Work instruction.
Read through the listing below and return only the lines containing "photo".

—————

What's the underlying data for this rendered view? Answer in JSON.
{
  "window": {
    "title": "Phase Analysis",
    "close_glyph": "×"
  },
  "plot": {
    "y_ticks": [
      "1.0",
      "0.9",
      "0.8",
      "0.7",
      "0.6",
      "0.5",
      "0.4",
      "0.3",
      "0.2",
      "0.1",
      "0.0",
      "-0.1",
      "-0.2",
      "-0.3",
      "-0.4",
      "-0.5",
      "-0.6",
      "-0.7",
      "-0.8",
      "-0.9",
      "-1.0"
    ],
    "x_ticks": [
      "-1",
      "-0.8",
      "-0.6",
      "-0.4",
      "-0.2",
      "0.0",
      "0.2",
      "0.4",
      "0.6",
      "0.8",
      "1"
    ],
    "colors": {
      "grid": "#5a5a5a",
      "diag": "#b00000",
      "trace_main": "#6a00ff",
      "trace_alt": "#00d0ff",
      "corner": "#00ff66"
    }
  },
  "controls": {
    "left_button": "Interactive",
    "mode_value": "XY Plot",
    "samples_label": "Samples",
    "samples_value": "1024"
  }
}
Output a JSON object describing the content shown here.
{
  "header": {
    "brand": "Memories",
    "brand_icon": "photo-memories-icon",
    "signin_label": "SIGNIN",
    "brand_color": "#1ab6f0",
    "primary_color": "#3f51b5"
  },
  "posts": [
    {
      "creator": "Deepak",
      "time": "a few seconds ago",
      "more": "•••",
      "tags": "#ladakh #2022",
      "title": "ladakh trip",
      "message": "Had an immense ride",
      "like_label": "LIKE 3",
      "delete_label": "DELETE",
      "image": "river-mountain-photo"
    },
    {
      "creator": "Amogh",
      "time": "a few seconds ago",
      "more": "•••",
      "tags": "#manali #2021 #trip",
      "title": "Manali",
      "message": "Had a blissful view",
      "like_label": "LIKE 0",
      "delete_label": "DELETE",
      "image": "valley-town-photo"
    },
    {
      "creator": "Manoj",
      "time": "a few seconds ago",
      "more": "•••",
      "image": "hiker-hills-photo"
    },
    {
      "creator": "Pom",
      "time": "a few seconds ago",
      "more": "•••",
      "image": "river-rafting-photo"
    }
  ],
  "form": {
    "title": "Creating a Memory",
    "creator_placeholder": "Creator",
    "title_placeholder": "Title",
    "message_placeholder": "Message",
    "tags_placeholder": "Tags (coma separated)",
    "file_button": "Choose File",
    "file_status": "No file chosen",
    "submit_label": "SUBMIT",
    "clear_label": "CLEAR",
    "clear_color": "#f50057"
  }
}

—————

Response to this exercise.
    "brand_icon": "photo-memories-icon",
      "image": "river-mountain-photo"
      "image": "valley-town-photo"
      "image": "hiker-hills-photo"
      "image": "river-rafting-photo"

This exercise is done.